**TASK ITEM:** All records need to be reproduced exactly. Keep every word as it is.

(Records excerpted from a collection)
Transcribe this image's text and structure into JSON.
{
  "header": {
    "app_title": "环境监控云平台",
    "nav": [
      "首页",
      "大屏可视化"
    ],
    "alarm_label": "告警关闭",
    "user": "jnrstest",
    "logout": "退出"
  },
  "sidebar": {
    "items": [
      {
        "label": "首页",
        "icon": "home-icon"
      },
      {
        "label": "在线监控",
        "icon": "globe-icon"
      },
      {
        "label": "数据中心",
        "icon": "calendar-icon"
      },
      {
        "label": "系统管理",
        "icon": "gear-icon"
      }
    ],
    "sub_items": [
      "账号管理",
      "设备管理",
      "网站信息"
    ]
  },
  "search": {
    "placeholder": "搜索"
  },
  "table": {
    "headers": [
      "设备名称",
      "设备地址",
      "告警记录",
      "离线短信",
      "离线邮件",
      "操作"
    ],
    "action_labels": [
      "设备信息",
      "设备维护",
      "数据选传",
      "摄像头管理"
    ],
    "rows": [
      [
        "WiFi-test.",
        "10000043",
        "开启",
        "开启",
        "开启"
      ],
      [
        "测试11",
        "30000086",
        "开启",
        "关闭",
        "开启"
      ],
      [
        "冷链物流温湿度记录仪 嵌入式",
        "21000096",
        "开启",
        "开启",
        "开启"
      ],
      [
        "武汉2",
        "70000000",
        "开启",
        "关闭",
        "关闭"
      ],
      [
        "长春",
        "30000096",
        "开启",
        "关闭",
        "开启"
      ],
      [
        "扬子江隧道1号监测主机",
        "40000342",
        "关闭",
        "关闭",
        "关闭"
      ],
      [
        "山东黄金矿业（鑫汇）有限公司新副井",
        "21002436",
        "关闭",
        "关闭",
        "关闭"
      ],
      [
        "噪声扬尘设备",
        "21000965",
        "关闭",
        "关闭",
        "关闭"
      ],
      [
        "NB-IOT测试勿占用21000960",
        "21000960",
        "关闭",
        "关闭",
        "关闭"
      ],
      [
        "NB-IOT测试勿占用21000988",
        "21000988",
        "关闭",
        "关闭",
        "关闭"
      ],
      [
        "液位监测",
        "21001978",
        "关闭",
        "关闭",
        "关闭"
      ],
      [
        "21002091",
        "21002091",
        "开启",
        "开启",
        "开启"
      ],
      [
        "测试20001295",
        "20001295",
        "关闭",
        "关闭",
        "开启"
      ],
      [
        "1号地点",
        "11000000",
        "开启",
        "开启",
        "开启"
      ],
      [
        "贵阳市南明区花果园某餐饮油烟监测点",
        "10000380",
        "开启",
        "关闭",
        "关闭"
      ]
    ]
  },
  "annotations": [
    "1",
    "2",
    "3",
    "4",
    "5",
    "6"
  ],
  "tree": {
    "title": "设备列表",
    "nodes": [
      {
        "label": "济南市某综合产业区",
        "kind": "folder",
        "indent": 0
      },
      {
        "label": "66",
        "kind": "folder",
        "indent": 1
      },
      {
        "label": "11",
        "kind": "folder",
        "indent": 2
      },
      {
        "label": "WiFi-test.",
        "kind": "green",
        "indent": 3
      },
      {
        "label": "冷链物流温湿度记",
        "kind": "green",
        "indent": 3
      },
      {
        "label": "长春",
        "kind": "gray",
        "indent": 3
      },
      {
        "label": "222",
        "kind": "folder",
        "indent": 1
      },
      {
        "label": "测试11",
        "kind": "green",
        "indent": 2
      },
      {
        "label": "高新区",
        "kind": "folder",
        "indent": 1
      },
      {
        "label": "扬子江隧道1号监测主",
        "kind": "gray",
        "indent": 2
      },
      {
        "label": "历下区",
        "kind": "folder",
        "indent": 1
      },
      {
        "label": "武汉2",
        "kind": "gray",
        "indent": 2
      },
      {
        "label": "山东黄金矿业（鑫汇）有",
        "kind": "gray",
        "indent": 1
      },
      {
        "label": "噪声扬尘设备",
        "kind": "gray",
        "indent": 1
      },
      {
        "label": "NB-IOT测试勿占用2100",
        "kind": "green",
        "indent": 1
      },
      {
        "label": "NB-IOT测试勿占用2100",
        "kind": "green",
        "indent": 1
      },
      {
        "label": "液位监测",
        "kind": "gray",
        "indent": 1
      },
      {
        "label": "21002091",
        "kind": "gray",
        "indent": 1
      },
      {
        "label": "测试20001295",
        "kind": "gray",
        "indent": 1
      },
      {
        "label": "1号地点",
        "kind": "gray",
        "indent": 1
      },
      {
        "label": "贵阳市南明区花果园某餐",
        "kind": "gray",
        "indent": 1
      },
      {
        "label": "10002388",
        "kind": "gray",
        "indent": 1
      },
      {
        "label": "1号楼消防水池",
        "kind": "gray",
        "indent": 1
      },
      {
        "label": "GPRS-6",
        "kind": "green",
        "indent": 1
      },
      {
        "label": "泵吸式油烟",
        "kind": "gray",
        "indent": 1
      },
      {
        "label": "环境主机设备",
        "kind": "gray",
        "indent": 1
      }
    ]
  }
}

**SOLUTION TO THE EXERCISE:**
Transcribe this image's text and structure into JSON.
{
  "header": {
    "app_title": "环境监控云平台",
    "nav": [
      "首页",
      "大屏可视化"
    ],
    "alarm_label": "告警关闭",
    "user": "jnrstest",
    "logout": "退出"
  },
  "sidebar": {
    "items": [
      {
        "label": "首页",
        "icon": "home-icon"
      },
      {
        "label": "在线监控",
        "icon": "globe-icon"
      },
      {
        "label": "数据中心",
        "icon": "calendar-icon"
      },
      {
        "label": "系统管理",
        "icon": "gear-icon"
      }
    ],
    "sub_items": [
      "账号管理",
      "设备管理",
      "网站信息"
    ]
  },
  "search": {
    "placeholder": "搜索"
  },
  "table": {
    "headers": [
      "设备名称",
      "设备地址",
      "告警记录",
      "离线短信",
      "离线邮件",
      "操作"
    ],
    "action_labels": [
      "设备信息",
      "设备维护",
      "数据选传",
      "摄像头管理"
    ],
    "rows": [
      [
        "WiFi-test.",
        "10000043",
        "开启",
        "开启",
        "开启"
      ],
      [
        "测试11",
        "30000086",
        "开启",
        "关闭",
        "开启"
      ],
      [
        "冷链物流温湿度记录仪 嵌入式",
        "21000096",
        "开启",
        "开启",
        "开启"
      ],
      [
        "武汉2",
        "70000000",
        "开启",
        "关闭",
        "关闭"
      ],
      [
        "长春",
        "30000096",
        "开启",
        "关闭",
        "开启"
      ],
      [
        "扬子江隧道1号监测主机",
        "40000342",
        "关闭",
        "关闭",
        "关闭"
      ],
      [
        "山东黄金矿业（鑫汇）有限公司新副井",
        "21002436",
        "关闭",
        "关闭",
        "关闭"
      ],
      [
        "噪声扬尘设备",
        "21000965",
        "关闭",
        "关闭",
        "关闭"
      ],
      [
        "NB-IOT测试勿占用21000960",
        "21000960",
        "关闭",
        "关闭",
        "关闭"
      ],
      [
        "NB-IOT测试勿占用21000988",
        "21000988",
        "关闭",
        "关闭",
        "关闭"
      ],
      [
        "液位监测",
        "21001978",
        "关闭",
        "关闭",
        "关闭"
      ],
      [
        "21002091",
        "21002091",
        "开启",
        "开启",
        "开启"
      ],
      [
        "测试20001295",
        "20001295",
        "关闭",
        "关闭",
        "开启"
      ],
      [
        "1号地点",
        "11000000",
        "开启",
        "开启",
        "开启"
      ],
      [
        "贵阳市南明区花果园某餐饮油烟监测点",
        "10000380",
        "开启",
        "关闭",
        "关闭"
      ]
    ]
  },
  "annotations": [
    "1",
    "2",
    "3",
    "4",
    "5",
    "6"
  ],
  "tree": {
    "title": "设备列表",
    "nodes": [
      {
        "label": "济南市某综合产业区",
        "kind": "folder",
        "indent": 0
      },
      {
        "label": "66",
        "kind": "folder",
        "indent": 1
      },
      {
        "label": "11",
        "kind": "folder",
        "indent": 2
      },
      {
        "label": "WiFi-test.",
        "kind": "green",
        "indent": 3
      },
      {
        "label": "冷链物流温湿度记",
        "kind": "green",
        "indent": 3
      },
      {
        "label": "长春",
        "kind": "gray",
        "indent": 3
      },
      {
        "label": "222",
        "kind": "folder",
        "indent": 1
      },
      {
        "label": "测试11",
        "kind": "green",
        "indent": 2
      },
      {
        "label": "高新区",
        "kind": "folder",
        "indent": 1
      },
      {
        "label": "扬子江隧道1号监测主",
        "kind": "gray",
        "indent": 2
      },
      {
        "label": "历下区",
        "kind": "folder",
        "indent": 1
      },
      {
        "label": "武汉2",
        "kind": "gray",
        "indent": 2
      },
      {
        "label": "山东黄金矿业（鑫汇）有",
        "kind": "gray",
        "indent": 1
      },
      {
        "label": "噪声扬尘设备",
        "kind": "gray",
        "indent": 1
      },
      {
        "label": "NB-IOT测试勿占用2100",
        "kind": "green",
        "indent": 1
      },
      {
        "label": "NB-IOT测试勿占用2100",
        "kind": "green",
        "indent": 1
      },
      {
        "label": "液位监测",
        "kind": "gray",
        "indent": 1
      },
      {
        "label": "21002091",
        "kind": "gray",
        "indent": 1
      },
      {
        "label": "测试20001295",
        "kind": "gray",
        "indent": 1
      },
      {
        "label": "1号地点",
        "kind": "gray",
        "indent": 1
      },
      {
        "label": "贵阳市南明区花果园某餐",
        "kind": "gray",
        "indent": 1
      },
      {
        "label": "10002388",
        "kind": "gray",
        "indent": 1
      },
      {
        "label": "1号楼消防水池",
        "kind": "gray",
        "indent": 1
      },
      {
        "label": "GPRS-6",
        "kind": "green",
        "indent": 1
      },
      {
        "label": "泵吸式油烟",
        "kind": "gray",
        "indent": 1
      },
      {
        "label": "环境主机设备",
        "kind": "gray",
        "indent": 1
      }
    ]
  }
}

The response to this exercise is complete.